START Data extract

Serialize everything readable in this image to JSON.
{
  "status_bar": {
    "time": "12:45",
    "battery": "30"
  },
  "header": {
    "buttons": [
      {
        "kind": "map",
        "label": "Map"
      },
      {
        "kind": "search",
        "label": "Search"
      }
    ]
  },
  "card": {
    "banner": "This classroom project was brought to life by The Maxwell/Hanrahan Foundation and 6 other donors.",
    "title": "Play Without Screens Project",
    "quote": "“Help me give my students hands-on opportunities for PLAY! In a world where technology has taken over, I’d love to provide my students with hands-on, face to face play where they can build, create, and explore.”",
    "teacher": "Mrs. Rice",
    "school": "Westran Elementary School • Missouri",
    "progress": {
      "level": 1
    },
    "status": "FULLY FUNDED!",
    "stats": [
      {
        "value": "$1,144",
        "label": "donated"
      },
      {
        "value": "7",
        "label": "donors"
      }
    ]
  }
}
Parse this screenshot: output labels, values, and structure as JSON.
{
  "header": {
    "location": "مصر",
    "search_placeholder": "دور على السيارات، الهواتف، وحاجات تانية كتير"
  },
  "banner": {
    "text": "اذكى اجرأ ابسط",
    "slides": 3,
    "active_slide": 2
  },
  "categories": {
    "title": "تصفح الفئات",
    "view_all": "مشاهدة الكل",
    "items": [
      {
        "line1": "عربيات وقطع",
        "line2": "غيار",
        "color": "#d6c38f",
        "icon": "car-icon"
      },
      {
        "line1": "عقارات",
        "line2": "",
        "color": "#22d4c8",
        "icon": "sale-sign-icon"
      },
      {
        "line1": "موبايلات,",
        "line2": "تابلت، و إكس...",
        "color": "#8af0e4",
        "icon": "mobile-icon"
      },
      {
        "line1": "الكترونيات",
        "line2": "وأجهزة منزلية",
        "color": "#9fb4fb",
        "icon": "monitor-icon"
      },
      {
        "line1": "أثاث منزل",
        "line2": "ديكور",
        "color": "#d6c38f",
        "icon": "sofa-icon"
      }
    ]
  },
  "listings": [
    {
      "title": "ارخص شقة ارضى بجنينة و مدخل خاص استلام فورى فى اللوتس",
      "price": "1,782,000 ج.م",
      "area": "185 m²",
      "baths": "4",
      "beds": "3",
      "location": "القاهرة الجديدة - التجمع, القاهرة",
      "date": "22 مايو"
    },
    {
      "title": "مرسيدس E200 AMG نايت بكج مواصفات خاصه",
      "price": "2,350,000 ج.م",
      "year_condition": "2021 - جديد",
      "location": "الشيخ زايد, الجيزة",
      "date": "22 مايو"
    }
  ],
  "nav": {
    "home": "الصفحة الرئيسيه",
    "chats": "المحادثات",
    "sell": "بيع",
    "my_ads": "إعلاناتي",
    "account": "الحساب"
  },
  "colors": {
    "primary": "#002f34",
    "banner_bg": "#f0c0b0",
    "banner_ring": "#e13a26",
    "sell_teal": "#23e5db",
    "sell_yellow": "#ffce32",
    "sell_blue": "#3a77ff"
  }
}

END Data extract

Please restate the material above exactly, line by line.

Serialize everything readable in this image to JSON.
{
  "status_bar": {
    "time": "12:45",
    "battery": "30"
  },
  "header": {
    "buttons": [
      {
        "kind": "map",
        "label": "Map"
      },
      {
        "kind": "search",
        "label": "Search"
      }
    ]
  },
  "card": {
    "banner": "This classroom project was brought to life by The Maxwell/Hanrahan Foundation and 6 other donors.",
    "title": "Play Without Screens Project",
    "quote": "“Help me give my students hands-on opportunities for PLAY! In a world where technology has taken over, I’d love to provide my students with hands-on, face to face play where they can build, create, and explore.”",
    "teacher": "Mrs. Rice",
    "school": "Westran Elementary School • Missouri",
    "progress": {
      "level": 1
    },
    "status": "FULLY FUNDED!",
    "stats": [
      {
        "value": "$1,144",
        "label": "donated"
      },
      {
        "value": "7",
        "label": "donors"
      }
    ]
  }
}
Parse this screenshot: output labels, values, and structure as JSON.
{
  "header": {
    "location": "مصر",
    "search_placeholder": "دور على السيارات، الهواتف، وحاجات تانية كتير"
  },
  "banner": {
    "text": "اذكى اجرأ ابسط",
    "slides": 3,
    "active_slide": 2
  },
  "categories": {
    "title": "تصفح الفئات",
    "view_all": "مشاهدة الكل",
    "items": [
      {
        "line1": "عربيات وقطع",
        "line2": "غيار",
        "color": "#d6c38f",
        "icon": "car-icon"
      },
      {
        "line1": "عقارات",
        "line2": "",
        "color": "#22d4c8",
        "icon": "sale-sign-icon"
      },
      {
        "line1": "موبايلات,",
        "line2": "تابلت، و إكس...",
        "color": "#8af0e4",
        "icon": "mobile-icon"
      },
      {
        "line1": "الكترونيات",
        "line2": "وأجهزة منزلية",
        "color": "#9fb4fb",
        "icon": "monitor-icon"
      },
      {
        "line1": "أثاث منزل",
        "line2": "ديكور",
        "color": "#d6c38f",
        "icon": "sofa-icon"
      }
    ]
  },
  "listings": [
    {
      "title": "ارخص شقة ارضى بجنينة و مدخل خاص استلام فورى فى اللوتس",
      "price": "1,782,000 ج.م",
      "area": "185 m²",
      "baths": "4",
      "beds": "3",
      "location": "القاهرة الجديدة - التجمع, القاهرة",
      "date": "22 مايو"
    },
    {
      "title": "مرسيدس E200 AMG نايت بكج مواصفات خاصه",
      "price": "2,350,000 ج.م",
      "year_condition": "2021 - جديد",
      "location": "الشيخ زايد, الجيزة",
      "date": "22 مايو"
    }
  ],
  "nav": {
    "home": "الصفحة الرئيسيه",
    "chats": "المحادثات",
    "sell": "بيع",
    "my_ads": "إعلاناتي",
    "account": "الحساب"
  },
  "colors": {
    "primary": "#002f34",
    "banner_bg": "#f0c0b0",
    "banner_ring": "#e13a26",
    "sell_teal": "#23e5db",
    "sell_yellow": "#ffce32",
    "sell_blue": "#3a77ff"
  }
}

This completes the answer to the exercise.